Media & Information Literacy For Teachers – International, multimedia and multi-language media and information literacy teaching resources. Critical Media Literacy. 1. Constructions. Mod32 Core Concepts. Media literacy. ”Därför måste vi tala mer om hur medierna utvecklas” Förra året tillsatte regeringen en Framtidskommission med uppdraget att identifiera framtidens samhällsutmaningar. En av dessa utmaningar handlar om medielandskapets förändringar och dess betydelse för den politiska åsiktsbildningen, det politiska deltagandet, den sociala sammanhållningen och, ytterst, demokratin. Att medielandskapet har förändrats dramatiskt under de senaste decennierna är ingen nyhet. Public service-monopolet har brutits, antalet radio- och tv-kanaler har ökat dramatiskt, sändningstiderna i etermedierna har ökat kraftigt, och internet har tillkommit och blivit en integrerad del av våra liv.

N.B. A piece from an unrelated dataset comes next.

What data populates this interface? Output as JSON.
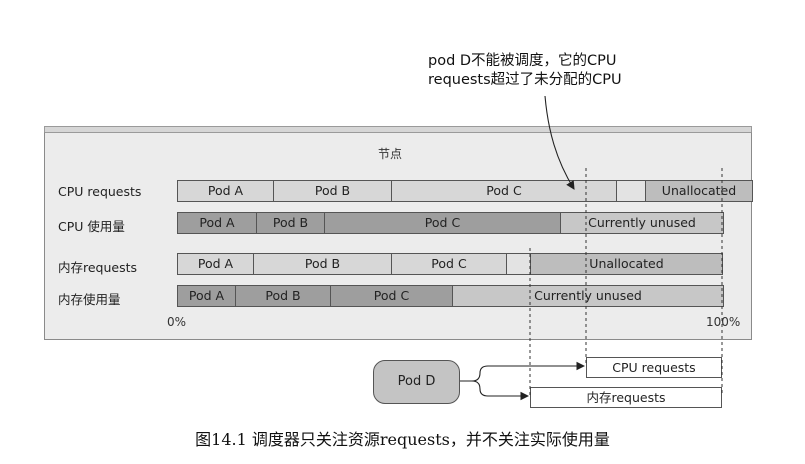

I dag finns det en närmast obegränsad tillgång till nyheter och information från olika delar av världen. Aldrig har tillgången till information varit lika omfattande som nu. Den här utvecklingen är på många sätt oerhört positiv, men den innebär också stora utmaningar. Inte minst ur det senare perspektivet innebär medieutvecklingen en utmaning. Resultaten är tydliga. Vem behöver sanning när det finns känslor? Högern närmar sig althögern och ”alternativa fakta” har slagit igenom i Sverige enligt Trump-modell.Foto: Lars Pehrson/SvD/TT Aftonbladets ledarsida är oberoende socialdemokratisk. After Comet Ping Pong and Pizzagate, teachers tackle fake news. History teacher Chris Dier was in the middle of a lesson last week at Chalmette High School in Chalmette, La., when a student made a befuddling inquiry: “He raised his hand and asked if I knew about Hillary Clinton using pizza places to traffic people.”
About a thousand miles away at Wilson High School in Northwest Washington, distressed students in teacher Eden McCauslin’s history and government classes asked why a North Carolina man armed with an assault rifle had appeared at their local pizza shop, Comet Ping Pong, telling police that he wanted to free child sex slaves he believed to be harbored there, a false narrative conspiracy theorists have pushed on the Internet. [Pizzagate: From rumor, to hashtag, to gunfire in D.C.] Hoaxes, fake news and conspiracy theories have abounded on the Web, spreading with increasing speed and intensity during the recent presidential election cycle. As the Comet Ping Pong incident displayed, such false accounts can inspire very real consequences. Media Literacy Clearinghouse. Lessonbucket - VCE Media, VELS Media, Media Arts, digital literacy, media education, filmmaking.